Split with Sale of the Home

If the partners can reach an agreement that in case there is a split in the relationship in the future the house must be sold and the proceeds to be divided amongst themselves in a certain ratio then it can save a lot of problems. It helps avoid a lot of complicated issues especially if one partner decides to stay in the house.

If the split in the relationship leads to a sale of the house the only concerned issue is how to divide the proceeds. Equal shared may or may not be fair.

A partner who makes the mortgage payments or has paid a large part of the down payment should be entitled to a larger share of the proceeds. One approach is to divide the net proceeds by each partner’s contribution to the equity in the house when it is sold. For example if two people pay $100,000 for a house, take a mortgage of $80,000, pay $20,000 down payment plus $3000 in settlement costs and sell it after five years and the loan balance is $74,000 the total contribution of the partners in the equity at the time of the sale consists of $23,000 in cash at purchase plus $6000 in reducing the loan balance. If one part that contributed 60% of the cash and paid for the expense that partner’s share of net proceeds would be 56%.

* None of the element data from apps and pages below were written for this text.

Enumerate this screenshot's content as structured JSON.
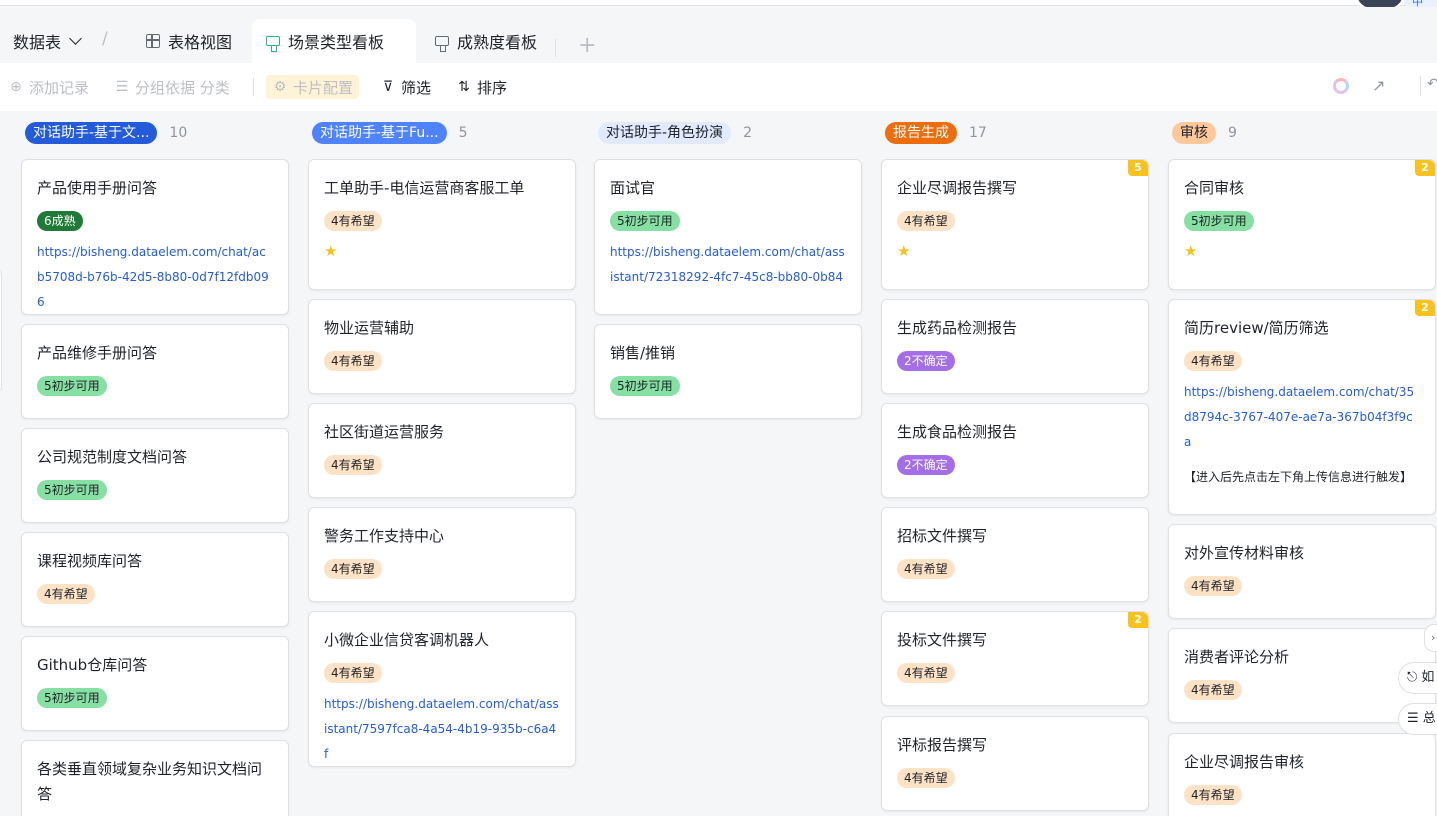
{
  "avatar_chip": "中",
  "nav": {
    "datatable_label": "数据表",
    "tabs": [
      {
        "label": "表格视图"
      },
      {
        "label": "场景类型看板"
      },
      {
        "label": "成熟度看板"
      }
    ],
    "add_tab": "+"
  },
  "toolbar": {
    "add_record": "添加记录",
    "group_by": "分组依据 分类",
    "card_config": "卡片配置",
    "filter": "筛选",
    "sort": "排序"
  },
  "columns": [
    {
      "name": "对话助手-基于文...",
      "count": "10",
      "color": "#245bdb",
      "text_color": "#ffffff",
      "cards": [
        {
          "title": "产品使用手册问答",
          "tag": "6成熟",
          "tag_type": "mature",
          "link": "https://bisheng.dataelem.com/chat/acb5708d-b76b-42d5-8b80-0d7f12fdb096"
        },
        {
          "title": "产品维修手册问答",
          "tag": "5初步可用",
          "tag_type": "usable"
        },
        {
          "title": "公司规范制度文档问答",
          "tag": "5初步可用",
          "tag_type": "usable"
        },
        {
          "title": "课程视频库问答",
          "tag": "4有希望",
          "tag_type": "hope"
        },
        {
          "title": "Github仓库问答",
          "tag": "5初步可用",
          "tag_type": "usable"
        },
        {
          "title": "各类垂直领域复杂业务知识文档问答"
        }
      ]
    },
    {
      "name": "对话助手-基于Fu...",
      "count": "5",
      "color": "#4e83fd",
      "text_color": "#ffffff",
      "cards": [
        {
          "title": "工单助手-电信运营商客服工单",
          "tag": "4有希望",
          "tag_type": "hope",
          "star": "★"
        },
        {
          "title": "物业运营辅助",
          "tag": "4有希望",
          "tag_type": "hope"
        },
        {
          "title": "社区街道运营服务",
          "tag": "4有希望",
          "tag_type": "hope"
        },
        {
          "title": "警务工作支持中心",
          "tag": "4有希望",
          "tag_type": "hope"
        },
        {
          "title": "小微企业信贷客调机器人",
          "tag": "4有希望",
          "tag_type": "hope",
          "link": "https://bisheng.dataelem.com/chat/assistant/7597fca8-4a54-4b19-935b-c6a4f"
        }
      ]
    },
    {
      "name": "对话助手-角色扮演",
      "count": "2",
      "color": "#e1eaff",
      "text_color": "#1f2329",
      "cards": [
        {
          "title": "面试官",
          "tag": "5初步可用",
          "tag_type": "usable",
          "link": "https://bisheng.dataelem.com/chat/assistant/72318292-4fc7-45c8-bb80-0b84"
        },
        {
          "title": "销售/推销",
          "tag": "5初步可用",
          "tag_type": "usable"
        }
      ]
    },
    {
      "name": "报告生成",
      "count": "17",
      "color": "#ed6d0c",
      "text_color": "#ffffff",
      "cards": [
        {
          "title": "企业尽调报告撰写",
          "tag": "4有希望",
          "tag_type": "hope",
          "star": "★",
          "badge": "5"
        },
        {
          "title": "生成药品检测报告",
          "tag": "2不确定",
          "tag_type": "unsure"
        },
        {
          "title": "生成食品检测报告",
          "tag": "2不确定",
          "tag_type": "unsure"
        },
        {
          "title": "招标文件撰写",
          "tag": "4有希望",
          "tag_type": "hope"
        },
        {
          "title": "投标文件撰写",
          "tag": "4有希望",
          "tag_type": "hope",
          "badge": "2"
        },
        {
          "title": "评标报告撰写",
          "tag": "4有希望",
          "tag_type": "hope"
        }
      ]
    },
    {
      "name": "审核",
      "count": "9",
      "color": "#fdc89a",
      "text_color": "#1f2329",
      "cards": [
        {
          "title": "合同审核",
          "tag": "5初步可用",
          "tag_type": "usable",
          "star": "★",
          "badge": "2"
        },
        {
          "title": "简历review/简历筛选",
          "tag": "4有希望",
          "tag_type": "hope",
          "link": "https://bisheng.dataelem.com/chat/35d8794c-3767-407e-ae7a-367b04f3f9ca",
          "note": "【进入后先点击左下角上传信息进行触发】",
          "badge": "2"
        },
        {
          "title": "对外宣传材料审核",
          "tag": "4有希望",
          "tag_type": "hope"
        },
        {
          "title": "消费者评论分析",
          "tag": "4有希望",
          "tag_type": "hope"
        },
        {
          "title": "企业尽调报告审核",
          "tag": "4有希望",
          "tag_type": "hope"
        }
      ]
    }
  ],
  "floating": {
    "btn1": "⎋ 如",
    "btn2": "☰ 总"
  }
}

In certain cases this scenario is not fair because one of the partners might have put in more work in improving the house.

The point is that whatever the expected scenario or role of each of the partners is in buying or keeping the house, some sort of an agreement should be reached beforehand in anticipation of such a scenario which will save  both of them a lot of trouble in the future.

Split With one Partner Continuing to Stay in the House

The terms of settlement can be more complex if one of the partners is going to be staying back in the house. Since there is no sale the partners must agree on an appraisal procedure and who would pay for it. They should also decide whether real estate sales commission should be ducted from the valuation used in the settlement. Another problem arises if the part remaining in the house doesn’t have the money to pay off the partner who is leaving. The more the developed equity in the house more the partner who is staying back needs to come up with in terms of cash to pay off the partner who is leaving. A home equity loan is not possible unless both partners become responsible which is not something the departing partner will agree to. However, the largest hurdle may come in the way of the departing partner being still responsible for the mortgage loan on the home even though he is no longer staying in it.

Many people who seperate from relationship and leave the home believe that they are no longer responsible. Sometimes this has to do with the fact that an agreement was reached between the two partners and even the respective lawyers. The only problem is that till the time the lender is taken into this agreement and he agrees to take off name of the second partner, he can always hold that partner liable for the mortgage loans. As long as the name of the departing partner remains on the mortgage contract it will interfere with his ability to qualify for a future home loans because the existing homeowner will show as an existing liability.

Lenders have no incentive to remove co-borrowers from our homegrown. As mentioned before they like to have more than one people as responsible to pay off the loan as they like to safeguard their own investment. Some lenders could be induced to do this if it was proved that the partner staying back in the house was the one responsible for making the payments on the mortgage in the past and has done so with a perfect payment record. Even then this sort of procedure takes a long time and easily up to a year.

If the lender refuses to take of the name of the departing partner, the only other recourse open is that the remaining partner refinances the mortgage in his or her own name. This poses a difficulty on its own because re-financing with a single name could be difficult and may result in higher interest charges which is something the remaining partner might not want to do. It will be of great convenience to all parties concerned if agreement about all of these issues could be reached before a situation can arise. If there is no agreement then the house must be sold and the mortgage paid off.